■ Your assignment ■
Going through the listing below, tally the lines that contain the word "price" and give only that figure.

━━━━━━━━

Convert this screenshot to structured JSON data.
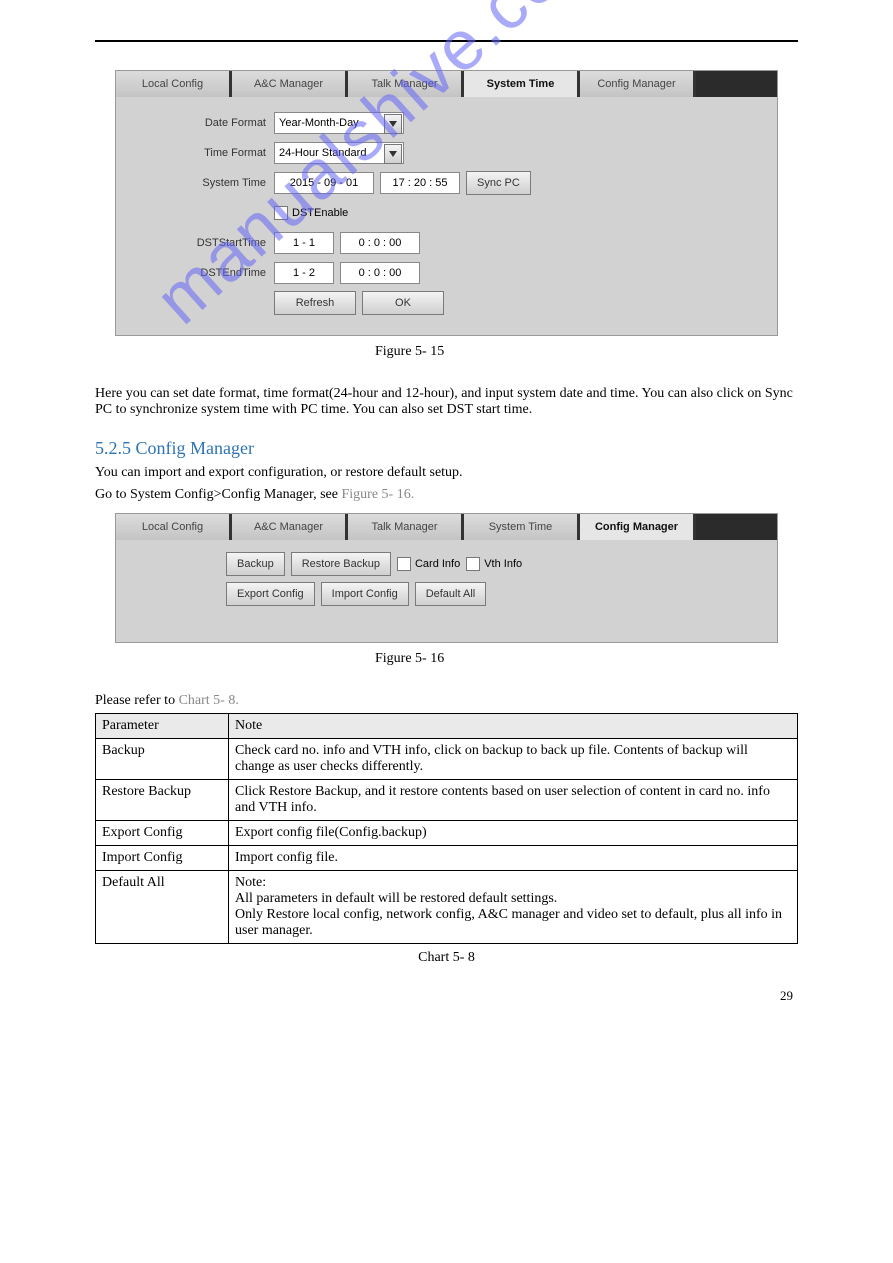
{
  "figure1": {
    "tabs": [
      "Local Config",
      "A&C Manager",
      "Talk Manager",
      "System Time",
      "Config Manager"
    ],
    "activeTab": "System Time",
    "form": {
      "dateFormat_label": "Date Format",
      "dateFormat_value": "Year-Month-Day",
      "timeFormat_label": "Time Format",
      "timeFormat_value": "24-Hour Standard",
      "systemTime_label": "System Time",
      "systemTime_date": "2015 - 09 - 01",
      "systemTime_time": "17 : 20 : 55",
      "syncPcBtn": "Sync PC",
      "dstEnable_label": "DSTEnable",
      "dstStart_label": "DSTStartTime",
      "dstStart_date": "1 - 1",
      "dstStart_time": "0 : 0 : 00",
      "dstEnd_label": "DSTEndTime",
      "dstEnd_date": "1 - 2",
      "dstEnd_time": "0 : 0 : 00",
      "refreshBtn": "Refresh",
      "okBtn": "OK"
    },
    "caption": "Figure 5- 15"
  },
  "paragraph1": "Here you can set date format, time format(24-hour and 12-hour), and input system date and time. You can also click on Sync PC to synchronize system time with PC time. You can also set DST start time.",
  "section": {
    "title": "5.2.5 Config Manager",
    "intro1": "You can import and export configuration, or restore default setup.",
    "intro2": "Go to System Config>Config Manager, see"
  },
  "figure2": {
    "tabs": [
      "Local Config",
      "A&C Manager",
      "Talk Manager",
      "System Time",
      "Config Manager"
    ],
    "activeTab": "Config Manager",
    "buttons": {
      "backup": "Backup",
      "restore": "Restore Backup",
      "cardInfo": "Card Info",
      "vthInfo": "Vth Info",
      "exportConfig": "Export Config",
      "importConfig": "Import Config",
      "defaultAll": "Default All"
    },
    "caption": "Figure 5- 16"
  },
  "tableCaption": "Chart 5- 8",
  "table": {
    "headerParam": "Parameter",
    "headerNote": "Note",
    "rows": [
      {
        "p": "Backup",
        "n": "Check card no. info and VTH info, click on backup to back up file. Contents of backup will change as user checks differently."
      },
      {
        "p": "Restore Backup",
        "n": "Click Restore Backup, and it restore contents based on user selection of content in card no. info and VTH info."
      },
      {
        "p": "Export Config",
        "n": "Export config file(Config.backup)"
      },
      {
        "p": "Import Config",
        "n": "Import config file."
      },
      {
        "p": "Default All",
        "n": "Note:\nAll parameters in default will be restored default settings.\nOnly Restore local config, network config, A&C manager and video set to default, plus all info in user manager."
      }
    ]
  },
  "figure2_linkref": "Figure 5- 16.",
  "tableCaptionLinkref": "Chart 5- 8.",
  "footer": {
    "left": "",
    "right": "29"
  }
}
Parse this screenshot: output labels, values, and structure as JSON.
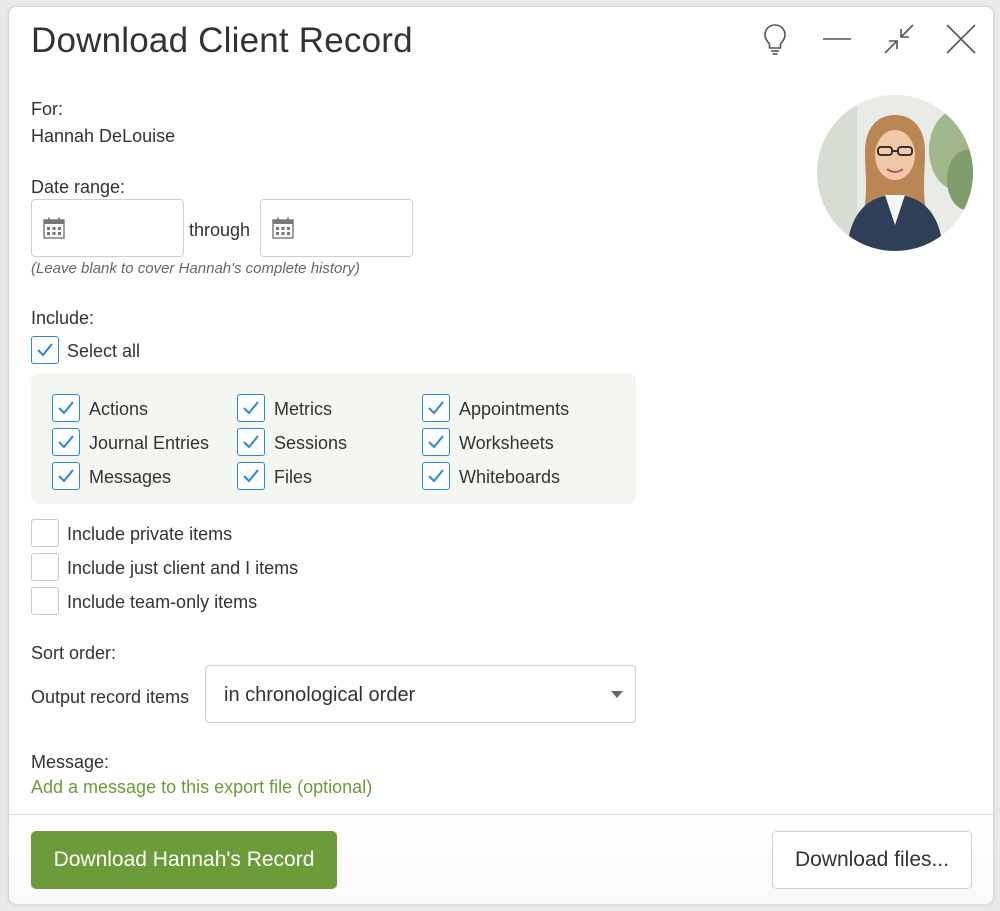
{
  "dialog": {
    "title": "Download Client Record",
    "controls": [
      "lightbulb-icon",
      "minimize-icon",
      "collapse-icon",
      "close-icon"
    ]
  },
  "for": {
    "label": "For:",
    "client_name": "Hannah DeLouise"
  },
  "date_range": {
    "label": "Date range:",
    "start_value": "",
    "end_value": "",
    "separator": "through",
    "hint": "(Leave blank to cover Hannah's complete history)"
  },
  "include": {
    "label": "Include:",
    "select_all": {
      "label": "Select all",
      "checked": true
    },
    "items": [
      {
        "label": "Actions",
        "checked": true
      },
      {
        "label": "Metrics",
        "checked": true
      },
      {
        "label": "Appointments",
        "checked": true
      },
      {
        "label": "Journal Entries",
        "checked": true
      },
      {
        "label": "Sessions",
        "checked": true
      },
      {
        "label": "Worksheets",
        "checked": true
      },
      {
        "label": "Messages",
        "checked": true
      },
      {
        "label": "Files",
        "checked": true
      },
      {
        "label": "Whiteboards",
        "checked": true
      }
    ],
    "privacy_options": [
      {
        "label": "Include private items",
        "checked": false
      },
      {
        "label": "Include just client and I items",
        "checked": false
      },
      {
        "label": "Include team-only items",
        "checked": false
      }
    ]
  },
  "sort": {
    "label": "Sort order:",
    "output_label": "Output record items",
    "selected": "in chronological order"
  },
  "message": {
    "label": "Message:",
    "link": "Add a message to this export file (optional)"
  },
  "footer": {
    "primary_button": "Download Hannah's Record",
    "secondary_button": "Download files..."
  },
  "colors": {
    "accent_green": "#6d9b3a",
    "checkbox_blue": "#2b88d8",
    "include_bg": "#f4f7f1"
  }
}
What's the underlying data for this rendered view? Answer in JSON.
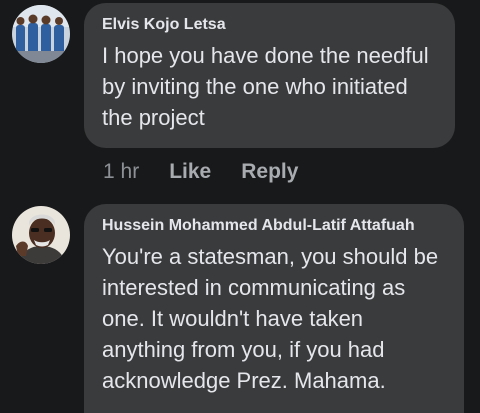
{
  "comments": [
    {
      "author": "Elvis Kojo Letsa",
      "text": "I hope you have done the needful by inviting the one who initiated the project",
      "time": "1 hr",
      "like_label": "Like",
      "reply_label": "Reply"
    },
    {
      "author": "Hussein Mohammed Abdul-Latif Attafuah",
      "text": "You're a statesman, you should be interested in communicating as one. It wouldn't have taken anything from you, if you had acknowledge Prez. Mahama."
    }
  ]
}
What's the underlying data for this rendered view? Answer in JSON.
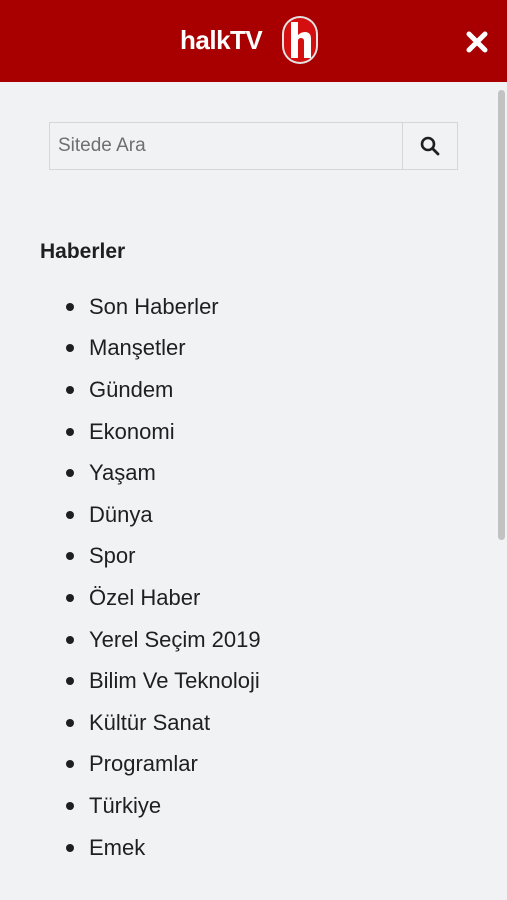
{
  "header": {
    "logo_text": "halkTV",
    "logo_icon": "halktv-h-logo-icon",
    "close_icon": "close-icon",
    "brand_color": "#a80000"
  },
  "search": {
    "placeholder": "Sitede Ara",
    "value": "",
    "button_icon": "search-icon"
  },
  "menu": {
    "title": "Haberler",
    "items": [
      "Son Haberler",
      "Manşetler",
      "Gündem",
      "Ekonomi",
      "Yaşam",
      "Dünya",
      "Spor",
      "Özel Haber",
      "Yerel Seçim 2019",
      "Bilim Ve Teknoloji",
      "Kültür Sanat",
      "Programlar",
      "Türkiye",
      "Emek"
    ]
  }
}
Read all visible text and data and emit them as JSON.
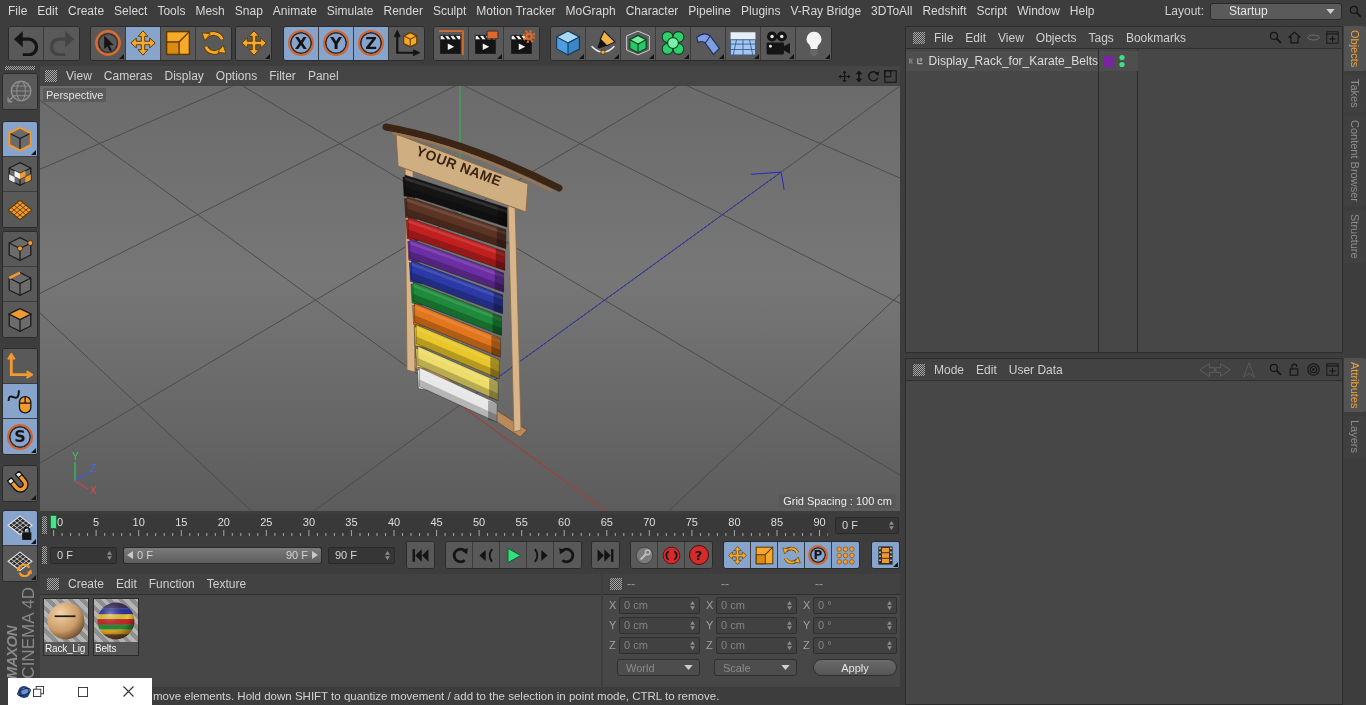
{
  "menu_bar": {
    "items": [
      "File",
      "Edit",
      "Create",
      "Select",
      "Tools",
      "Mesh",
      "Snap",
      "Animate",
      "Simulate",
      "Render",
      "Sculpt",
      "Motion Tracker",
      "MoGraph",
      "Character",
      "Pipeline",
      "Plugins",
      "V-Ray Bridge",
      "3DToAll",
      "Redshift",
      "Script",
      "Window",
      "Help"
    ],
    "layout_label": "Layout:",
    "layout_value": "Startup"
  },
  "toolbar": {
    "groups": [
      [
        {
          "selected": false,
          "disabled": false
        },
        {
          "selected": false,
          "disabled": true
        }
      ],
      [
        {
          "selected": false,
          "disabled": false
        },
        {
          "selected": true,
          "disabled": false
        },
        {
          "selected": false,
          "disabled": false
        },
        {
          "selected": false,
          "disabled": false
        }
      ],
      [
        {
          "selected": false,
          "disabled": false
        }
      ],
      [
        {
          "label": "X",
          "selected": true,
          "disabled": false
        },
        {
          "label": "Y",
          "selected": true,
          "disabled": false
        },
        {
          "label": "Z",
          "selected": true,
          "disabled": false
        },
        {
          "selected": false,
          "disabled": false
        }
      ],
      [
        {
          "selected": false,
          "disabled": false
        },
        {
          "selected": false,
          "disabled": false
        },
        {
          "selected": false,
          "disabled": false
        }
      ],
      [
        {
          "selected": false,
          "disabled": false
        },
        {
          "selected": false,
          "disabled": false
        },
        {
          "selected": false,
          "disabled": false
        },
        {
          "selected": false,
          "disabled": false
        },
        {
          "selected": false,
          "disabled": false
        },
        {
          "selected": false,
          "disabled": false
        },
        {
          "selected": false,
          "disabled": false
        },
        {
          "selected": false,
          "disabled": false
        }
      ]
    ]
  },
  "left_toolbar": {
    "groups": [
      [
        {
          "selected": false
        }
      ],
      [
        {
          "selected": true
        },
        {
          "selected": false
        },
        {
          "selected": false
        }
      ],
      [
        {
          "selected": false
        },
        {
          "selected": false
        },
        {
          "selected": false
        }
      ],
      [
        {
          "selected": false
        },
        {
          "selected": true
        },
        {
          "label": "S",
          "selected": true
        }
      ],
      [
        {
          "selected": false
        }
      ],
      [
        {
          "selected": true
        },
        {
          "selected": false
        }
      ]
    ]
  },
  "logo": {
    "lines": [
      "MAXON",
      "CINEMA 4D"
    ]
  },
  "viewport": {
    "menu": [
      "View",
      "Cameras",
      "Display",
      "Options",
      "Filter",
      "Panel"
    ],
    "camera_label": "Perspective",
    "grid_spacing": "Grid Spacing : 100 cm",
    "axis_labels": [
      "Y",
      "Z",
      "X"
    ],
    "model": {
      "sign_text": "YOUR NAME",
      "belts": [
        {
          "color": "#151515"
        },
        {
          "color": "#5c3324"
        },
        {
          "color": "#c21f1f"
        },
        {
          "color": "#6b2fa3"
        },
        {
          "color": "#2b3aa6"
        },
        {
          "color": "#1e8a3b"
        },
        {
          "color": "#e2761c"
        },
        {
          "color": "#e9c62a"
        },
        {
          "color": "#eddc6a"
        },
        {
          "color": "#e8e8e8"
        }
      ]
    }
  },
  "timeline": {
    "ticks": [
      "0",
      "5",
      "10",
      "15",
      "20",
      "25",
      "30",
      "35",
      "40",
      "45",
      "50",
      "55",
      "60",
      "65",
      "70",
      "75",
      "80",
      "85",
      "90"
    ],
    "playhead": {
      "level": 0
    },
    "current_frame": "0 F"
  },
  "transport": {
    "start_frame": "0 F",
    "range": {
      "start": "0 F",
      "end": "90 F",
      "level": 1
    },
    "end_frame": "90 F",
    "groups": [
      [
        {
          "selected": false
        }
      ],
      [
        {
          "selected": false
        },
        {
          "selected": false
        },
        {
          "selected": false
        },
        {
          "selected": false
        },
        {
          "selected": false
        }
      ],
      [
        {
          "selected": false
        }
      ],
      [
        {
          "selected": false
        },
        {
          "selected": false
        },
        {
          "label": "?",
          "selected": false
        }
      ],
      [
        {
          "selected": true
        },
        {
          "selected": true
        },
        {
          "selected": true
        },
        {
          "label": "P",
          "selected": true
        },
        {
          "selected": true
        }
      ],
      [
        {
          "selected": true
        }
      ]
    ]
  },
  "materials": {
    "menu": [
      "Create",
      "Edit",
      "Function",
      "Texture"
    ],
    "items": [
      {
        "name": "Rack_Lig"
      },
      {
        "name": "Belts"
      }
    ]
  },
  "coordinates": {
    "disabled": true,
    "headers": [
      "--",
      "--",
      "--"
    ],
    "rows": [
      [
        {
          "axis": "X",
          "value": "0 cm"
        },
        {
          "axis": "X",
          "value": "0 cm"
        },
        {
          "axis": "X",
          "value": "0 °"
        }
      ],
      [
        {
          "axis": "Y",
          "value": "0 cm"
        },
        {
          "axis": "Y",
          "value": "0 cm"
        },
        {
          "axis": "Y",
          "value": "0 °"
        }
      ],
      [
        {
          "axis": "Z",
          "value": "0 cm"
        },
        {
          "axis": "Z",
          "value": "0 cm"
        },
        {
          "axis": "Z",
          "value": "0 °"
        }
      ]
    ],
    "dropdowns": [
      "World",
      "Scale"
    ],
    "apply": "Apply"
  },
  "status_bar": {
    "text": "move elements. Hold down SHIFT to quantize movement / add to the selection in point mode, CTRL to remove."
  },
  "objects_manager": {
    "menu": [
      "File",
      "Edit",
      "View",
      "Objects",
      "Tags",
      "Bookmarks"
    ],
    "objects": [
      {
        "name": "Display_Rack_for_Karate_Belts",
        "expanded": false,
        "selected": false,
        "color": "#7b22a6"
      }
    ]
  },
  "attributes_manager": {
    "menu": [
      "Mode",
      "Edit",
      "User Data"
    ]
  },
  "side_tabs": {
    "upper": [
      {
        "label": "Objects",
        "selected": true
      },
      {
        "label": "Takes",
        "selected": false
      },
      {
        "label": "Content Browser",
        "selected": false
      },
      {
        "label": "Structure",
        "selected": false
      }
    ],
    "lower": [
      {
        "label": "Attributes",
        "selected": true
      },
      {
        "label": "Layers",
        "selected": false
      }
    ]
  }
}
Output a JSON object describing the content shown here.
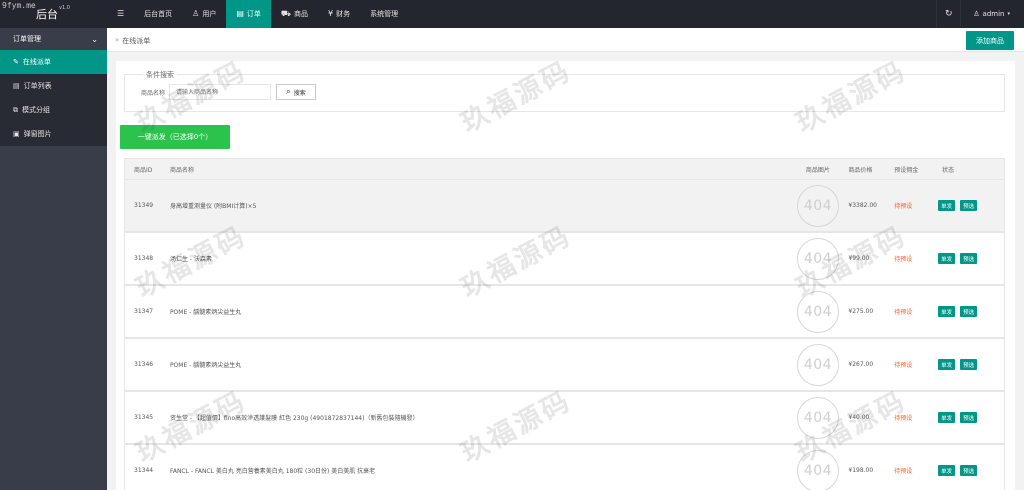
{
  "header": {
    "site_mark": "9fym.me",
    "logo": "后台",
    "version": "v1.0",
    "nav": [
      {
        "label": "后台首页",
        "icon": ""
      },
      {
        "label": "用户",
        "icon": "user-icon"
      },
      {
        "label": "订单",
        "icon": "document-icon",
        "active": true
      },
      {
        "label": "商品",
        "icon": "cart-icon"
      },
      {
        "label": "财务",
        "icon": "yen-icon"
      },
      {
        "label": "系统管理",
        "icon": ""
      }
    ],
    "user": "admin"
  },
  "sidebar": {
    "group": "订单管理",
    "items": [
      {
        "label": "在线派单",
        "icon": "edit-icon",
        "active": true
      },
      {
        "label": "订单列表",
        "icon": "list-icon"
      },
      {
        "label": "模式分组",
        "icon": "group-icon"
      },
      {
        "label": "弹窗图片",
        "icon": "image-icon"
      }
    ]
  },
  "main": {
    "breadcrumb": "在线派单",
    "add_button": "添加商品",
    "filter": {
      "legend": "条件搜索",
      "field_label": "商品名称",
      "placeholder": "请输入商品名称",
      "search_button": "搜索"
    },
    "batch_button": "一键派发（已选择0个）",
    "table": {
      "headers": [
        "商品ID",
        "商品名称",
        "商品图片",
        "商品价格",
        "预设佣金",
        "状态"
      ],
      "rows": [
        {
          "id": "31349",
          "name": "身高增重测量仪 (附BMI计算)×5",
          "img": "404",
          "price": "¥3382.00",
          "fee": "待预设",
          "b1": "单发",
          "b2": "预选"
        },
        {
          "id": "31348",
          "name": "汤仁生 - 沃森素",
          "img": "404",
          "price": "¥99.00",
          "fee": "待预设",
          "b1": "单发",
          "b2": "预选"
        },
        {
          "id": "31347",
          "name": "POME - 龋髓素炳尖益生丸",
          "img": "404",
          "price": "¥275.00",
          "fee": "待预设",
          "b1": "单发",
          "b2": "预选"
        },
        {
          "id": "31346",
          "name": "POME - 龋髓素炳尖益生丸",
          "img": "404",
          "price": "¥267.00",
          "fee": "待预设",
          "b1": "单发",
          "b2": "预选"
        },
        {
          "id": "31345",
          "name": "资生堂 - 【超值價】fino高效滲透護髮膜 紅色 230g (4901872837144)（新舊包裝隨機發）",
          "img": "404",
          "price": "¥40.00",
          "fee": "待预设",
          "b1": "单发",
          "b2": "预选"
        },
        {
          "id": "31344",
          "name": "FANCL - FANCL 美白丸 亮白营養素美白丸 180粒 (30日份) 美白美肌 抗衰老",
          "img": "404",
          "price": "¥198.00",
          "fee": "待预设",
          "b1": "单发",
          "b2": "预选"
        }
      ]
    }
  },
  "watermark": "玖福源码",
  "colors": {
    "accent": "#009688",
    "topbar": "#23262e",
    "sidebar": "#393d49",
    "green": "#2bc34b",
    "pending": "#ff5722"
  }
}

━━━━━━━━

■ Solution ■
6